(Assigned task):
Each line holding the string "label" is to be copied from the data.

(Material provided):
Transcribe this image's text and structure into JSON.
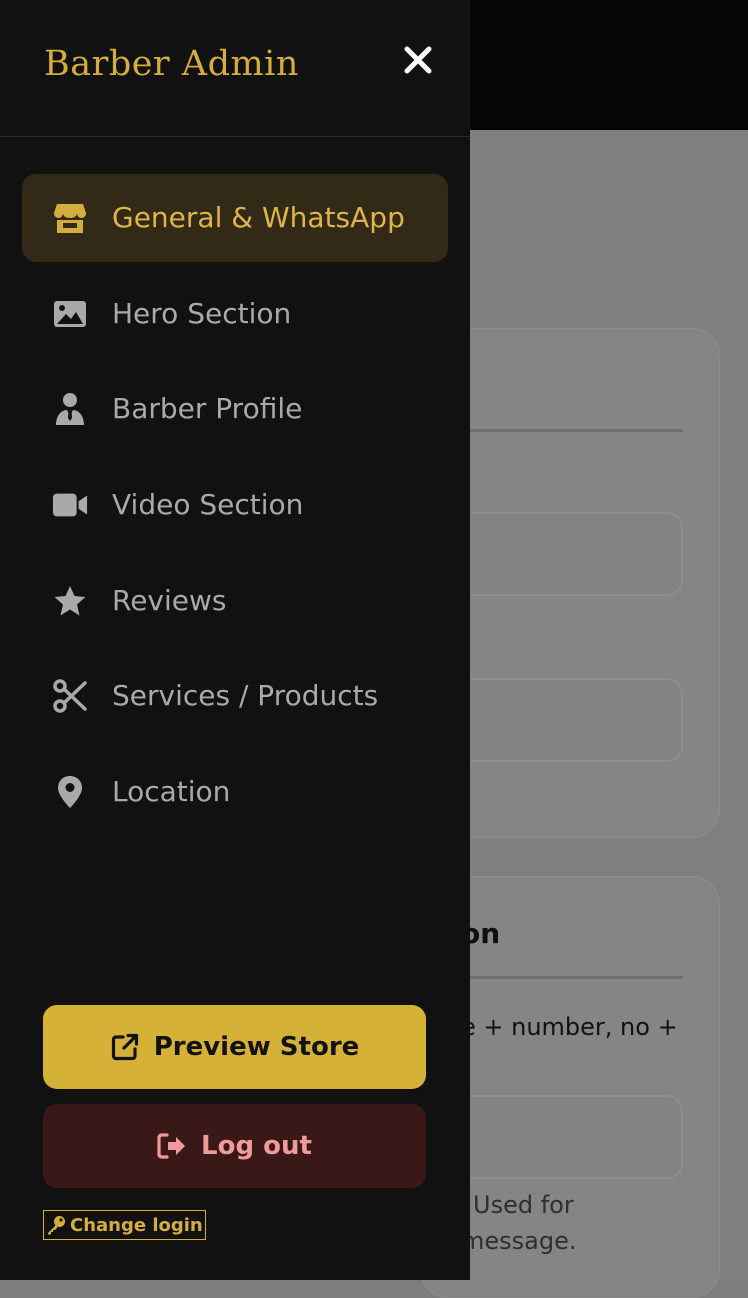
{
  "drawer": {
    "brand": "Barber Admin",
    "close_icon": "close-icon",
    "nav": [
      {
        "label": "General & WhatsApp",
        "icon": "store-icon",
        "active": true
      },
      {
        "label": "Hero Section",
        "icon": "image-icon",
        "active": false
      },
      {
        "label": "Barber Profile",
        "icon": "user-tie-icon",
        "active": false
      },
      {
        "label": "Video Section",
        "icon": "video-icon",
        "active": false
      },
      {
        "label": "Reviews",
        "icon": "star-icon",
        "active": false
      },
      {
        "label": "Services / Products",
        "icon": "scissors-icon",
        "active": false
      },
      {
        "label": "Location",
        "icon": "map-pin-icon",
        "active": false
      }
    ],
    "preview_button": "Preview Store",
    "logout_button": "Log out",
    "change_login": "Change login"
  },
  "background": {
    "card2_heading_fragment": "on",
    "card2_text_fragment": "e + number, no +",
    "card2_help_line1": "Used for",
    "card2_help_line2": "message."
  },
  "colors": {
    "accent": "#d4ad3d",
    "drawer_bg": "#111111",
    "active_bg": "#322a16",
    "logout_bg": "#3b1818",
    "logout_text": "#f19a9a"
  }
}
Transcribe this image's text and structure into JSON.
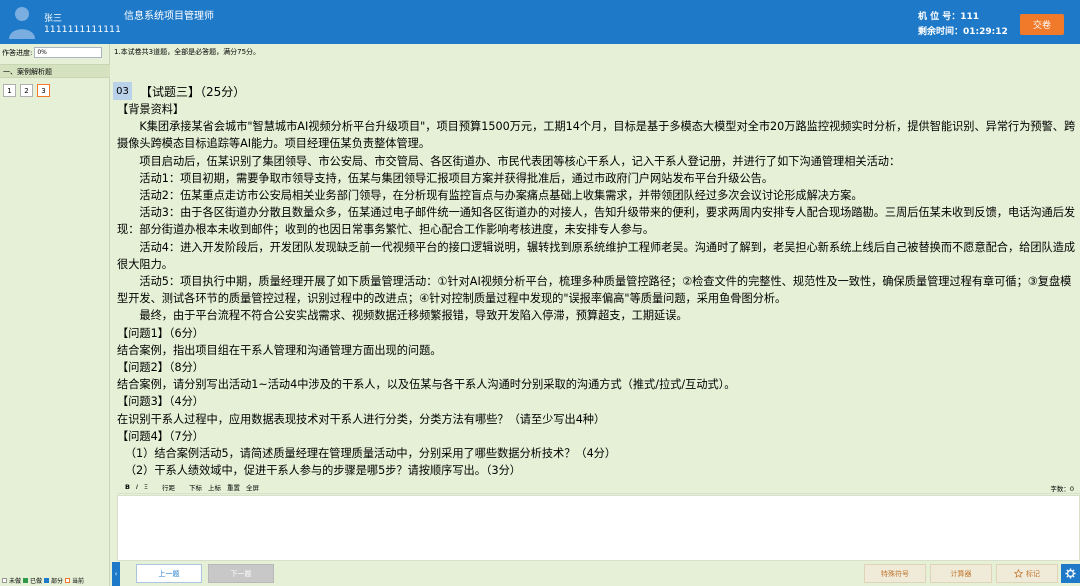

(Response to this exercise):
        "label": "General & WhatsApp",
        "label": "Hero Section",
        "label": "Barber Profile",
        "label": "Video Section",
        "label": "Reviews",
        "label": "Services / Products",
        "label": "Location",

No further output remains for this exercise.